The Aya button’s handy taskbar should be the equivalent of a plumber’s tool belt, giving you everything you could need exactly when you need it. But I’ve found it almost impossible to use. Any time I use the directional pad to navigate the Aya menu and adjust the FPS or fan settings, my character or cursor in my chosen game continues moving. Similarly, I’ve installed a shortcut in the taskbar to close the game I’m currently playing so I can get back to my desktop, and for some reason, this just doesn’t work. I have no idea why! It’s incredibly frustrating, having to use the window button to essentially Alt+Tab out of the game and then use my finger on the molten hot screen to force close the game.
The screen size, while great for actually playing games, is less than ideal when you need to use an on-screen keyboard or pass a captcha test. It’s just a little bit too small, making typing quite difficult if you don’t have the most slender fingers in the world. I tried using my partner’s Microsoft Surface Pen to see if that would be compatible, as the Ayaneo is technically a tablet computer, but no luck there. I was just left struggling to type. I’ve found the easiest way to navigate this issue is actually to turn the device on its side so the screen is longer rather than wider, and type on it like a smartphone.
The battery life isn’t exactly great either. I can get a solid 90 minutes of gaming in before I drain it from full charge to almost dying. It seems like this is fairly common across handheld PCs though, so it’s not like the Ayaneo is doing any worse than its competitors in that regard. My main issue with the battery is that I’m afraid to use it while it’s charging in case I add even more heat to an already scorching console and damage it.
The sound is also sub-par, with the Hyper Sound stereo speakers sounding tinnier than my iPhone. Luckily this seems to be a speaker issue rather than an audio processing one as the sound is great through wired headphones, but I don’t want to sit there wearing headphones the whole time while I’m trying to play games and socialize with my partner at the same time.

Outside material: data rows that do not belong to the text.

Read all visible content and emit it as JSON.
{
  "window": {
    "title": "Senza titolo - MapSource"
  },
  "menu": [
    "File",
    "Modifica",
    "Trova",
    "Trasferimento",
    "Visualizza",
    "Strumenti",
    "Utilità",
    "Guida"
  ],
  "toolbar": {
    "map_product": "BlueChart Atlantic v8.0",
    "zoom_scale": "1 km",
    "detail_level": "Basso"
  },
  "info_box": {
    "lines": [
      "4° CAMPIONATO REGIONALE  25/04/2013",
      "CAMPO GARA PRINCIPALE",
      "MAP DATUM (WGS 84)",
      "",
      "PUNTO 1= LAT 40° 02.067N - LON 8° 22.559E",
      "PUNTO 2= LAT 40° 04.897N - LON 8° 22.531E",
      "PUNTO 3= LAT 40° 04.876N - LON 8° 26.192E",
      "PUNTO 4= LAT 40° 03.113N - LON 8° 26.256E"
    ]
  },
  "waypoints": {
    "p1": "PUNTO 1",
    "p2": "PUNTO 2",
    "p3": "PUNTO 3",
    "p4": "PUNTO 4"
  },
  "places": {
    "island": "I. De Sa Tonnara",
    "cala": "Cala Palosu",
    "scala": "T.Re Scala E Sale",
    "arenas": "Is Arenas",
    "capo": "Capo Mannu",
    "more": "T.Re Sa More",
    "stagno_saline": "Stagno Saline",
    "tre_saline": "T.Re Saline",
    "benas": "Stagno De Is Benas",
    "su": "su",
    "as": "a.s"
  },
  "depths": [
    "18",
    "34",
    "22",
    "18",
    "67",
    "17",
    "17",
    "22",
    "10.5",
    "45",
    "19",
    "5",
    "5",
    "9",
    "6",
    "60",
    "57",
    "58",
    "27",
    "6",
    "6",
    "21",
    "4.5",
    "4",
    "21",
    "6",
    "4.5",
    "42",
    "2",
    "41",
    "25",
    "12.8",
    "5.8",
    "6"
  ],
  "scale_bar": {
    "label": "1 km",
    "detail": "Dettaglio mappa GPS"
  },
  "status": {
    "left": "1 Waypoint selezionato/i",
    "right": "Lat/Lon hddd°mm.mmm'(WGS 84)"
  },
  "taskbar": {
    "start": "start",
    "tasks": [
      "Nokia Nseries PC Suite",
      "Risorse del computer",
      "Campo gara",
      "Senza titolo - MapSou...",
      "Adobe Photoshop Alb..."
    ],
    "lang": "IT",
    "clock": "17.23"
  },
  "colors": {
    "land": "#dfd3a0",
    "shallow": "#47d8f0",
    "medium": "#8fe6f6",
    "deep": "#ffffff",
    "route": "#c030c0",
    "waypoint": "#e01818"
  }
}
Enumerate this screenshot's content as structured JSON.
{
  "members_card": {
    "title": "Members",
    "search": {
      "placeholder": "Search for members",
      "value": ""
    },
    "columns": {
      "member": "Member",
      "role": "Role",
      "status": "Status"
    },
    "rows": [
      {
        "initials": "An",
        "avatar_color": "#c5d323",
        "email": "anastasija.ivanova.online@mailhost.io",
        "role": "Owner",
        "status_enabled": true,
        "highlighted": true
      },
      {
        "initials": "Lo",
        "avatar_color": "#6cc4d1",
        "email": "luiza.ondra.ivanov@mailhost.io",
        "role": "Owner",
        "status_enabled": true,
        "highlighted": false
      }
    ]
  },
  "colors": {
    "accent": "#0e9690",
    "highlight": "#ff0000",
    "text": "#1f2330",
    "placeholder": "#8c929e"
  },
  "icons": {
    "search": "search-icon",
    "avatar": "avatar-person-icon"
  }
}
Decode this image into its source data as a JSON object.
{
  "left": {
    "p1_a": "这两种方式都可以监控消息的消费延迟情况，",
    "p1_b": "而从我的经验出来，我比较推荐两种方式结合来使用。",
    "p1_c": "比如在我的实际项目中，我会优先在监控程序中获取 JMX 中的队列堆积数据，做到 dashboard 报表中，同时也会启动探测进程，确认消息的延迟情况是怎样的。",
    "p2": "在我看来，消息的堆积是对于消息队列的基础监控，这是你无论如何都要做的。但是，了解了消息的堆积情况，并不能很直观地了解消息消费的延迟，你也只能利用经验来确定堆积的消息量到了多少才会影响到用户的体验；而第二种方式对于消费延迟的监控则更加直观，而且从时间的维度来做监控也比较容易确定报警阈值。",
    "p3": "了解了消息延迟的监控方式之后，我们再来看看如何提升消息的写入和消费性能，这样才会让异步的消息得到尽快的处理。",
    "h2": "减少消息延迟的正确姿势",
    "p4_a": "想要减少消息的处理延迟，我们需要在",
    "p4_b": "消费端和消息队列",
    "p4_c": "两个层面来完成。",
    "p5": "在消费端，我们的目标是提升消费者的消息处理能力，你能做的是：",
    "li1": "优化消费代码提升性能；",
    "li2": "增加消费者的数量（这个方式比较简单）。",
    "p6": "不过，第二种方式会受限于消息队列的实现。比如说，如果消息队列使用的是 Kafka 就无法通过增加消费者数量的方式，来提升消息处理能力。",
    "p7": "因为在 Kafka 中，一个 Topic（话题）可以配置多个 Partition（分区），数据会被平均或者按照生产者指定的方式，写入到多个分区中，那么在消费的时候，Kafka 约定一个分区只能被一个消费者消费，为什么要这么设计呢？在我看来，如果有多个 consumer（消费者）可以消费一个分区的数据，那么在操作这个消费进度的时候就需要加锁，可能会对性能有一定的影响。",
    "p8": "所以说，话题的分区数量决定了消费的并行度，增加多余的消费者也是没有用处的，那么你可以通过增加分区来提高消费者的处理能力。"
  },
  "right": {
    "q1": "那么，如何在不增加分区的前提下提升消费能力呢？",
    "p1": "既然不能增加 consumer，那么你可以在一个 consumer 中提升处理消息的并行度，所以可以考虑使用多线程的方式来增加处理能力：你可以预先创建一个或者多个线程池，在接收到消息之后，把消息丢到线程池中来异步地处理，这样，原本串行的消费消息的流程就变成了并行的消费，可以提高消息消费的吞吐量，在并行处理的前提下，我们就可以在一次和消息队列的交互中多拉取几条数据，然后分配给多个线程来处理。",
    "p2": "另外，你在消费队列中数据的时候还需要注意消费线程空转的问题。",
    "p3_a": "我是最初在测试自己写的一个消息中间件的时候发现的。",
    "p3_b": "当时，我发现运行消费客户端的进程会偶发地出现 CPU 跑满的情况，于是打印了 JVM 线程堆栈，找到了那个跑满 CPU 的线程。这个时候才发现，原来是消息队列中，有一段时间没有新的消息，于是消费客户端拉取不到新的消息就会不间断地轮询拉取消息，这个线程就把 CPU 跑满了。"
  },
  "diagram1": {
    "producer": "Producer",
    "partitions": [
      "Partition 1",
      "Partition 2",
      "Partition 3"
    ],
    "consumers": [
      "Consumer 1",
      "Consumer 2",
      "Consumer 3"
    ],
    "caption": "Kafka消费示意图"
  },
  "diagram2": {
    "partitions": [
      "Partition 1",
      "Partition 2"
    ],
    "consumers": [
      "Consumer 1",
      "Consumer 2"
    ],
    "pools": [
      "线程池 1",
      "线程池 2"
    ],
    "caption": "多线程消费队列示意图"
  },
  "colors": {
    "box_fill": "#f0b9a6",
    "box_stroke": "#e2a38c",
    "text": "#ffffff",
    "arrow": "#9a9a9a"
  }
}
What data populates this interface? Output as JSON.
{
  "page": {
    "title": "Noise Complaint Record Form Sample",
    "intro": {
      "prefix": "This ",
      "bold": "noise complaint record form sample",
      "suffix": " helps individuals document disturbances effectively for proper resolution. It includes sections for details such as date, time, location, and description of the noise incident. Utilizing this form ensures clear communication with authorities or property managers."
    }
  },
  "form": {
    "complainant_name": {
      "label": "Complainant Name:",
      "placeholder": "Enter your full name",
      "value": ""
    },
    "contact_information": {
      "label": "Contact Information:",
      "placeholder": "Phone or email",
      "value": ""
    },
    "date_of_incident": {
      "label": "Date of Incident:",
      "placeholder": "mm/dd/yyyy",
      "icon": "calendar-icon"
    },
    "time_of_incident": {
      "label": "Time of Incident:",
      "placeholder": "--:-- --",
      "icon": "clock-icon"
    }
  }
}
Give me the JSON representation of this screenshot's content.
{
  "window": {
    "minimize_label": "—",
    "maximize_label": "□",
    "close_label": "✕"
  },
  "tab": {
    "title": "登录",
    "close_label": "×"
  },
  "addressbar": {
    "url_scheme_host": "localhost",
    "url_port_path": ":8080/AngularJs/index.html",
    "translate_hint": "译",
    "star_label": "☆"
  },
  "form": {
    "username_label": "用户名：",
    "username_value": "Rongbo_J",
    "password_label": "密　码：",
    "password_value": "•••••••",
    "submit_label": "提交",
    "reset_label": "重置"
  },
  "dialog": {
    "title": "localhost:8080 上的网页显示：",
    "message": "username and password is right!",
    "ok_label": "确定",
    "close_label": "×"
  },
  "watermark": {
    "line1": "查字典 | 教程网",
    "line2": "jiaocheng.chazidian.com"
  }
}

With 2TB of storage plus room for an SD card, there’s more than enough room for your entire games collection, which I do appreciate, especially as I play a lot of games with massive file sizes (looking at you, Genshin Impact). But sadly this doesn’t make up for all of the other pitfalls.
Overall, I think the Ayaneo Air 1S has a lot of potential, especially for someone more tech-savvy than me. I love that you can play games from a variety of services, the display is gorgeous, and games run smoothly on it before the screen starts to glitch. I just think there’s a lot more that could be done to make this the optimal handheld console for me.
I would rather use something with less power and a less-open OS that doesn’t make me feel sad and disappointed every time I boot it up to board the Astral Express or pocket heal in Overwatch 2. The price point further solidifies this for me, as I’m not getting the added benefit that I would be paying for.
If you don’t mind having to tinker a bit with your tech before it’s ready to go, or you’re just looking for something really pretty to play some low-intensity games on, the Ayaneo Air 1S might be for you. I’m not completely counting it out, but it’s left a bit of a sour taste in my mouth.
If you’d rather optimize the gaming experience on your phone, check out our guide to the best gaming iPhone and the best gaming phones. We’ve also got a great breakdown of the infamous iPhone vs Android debate to help you make your pick.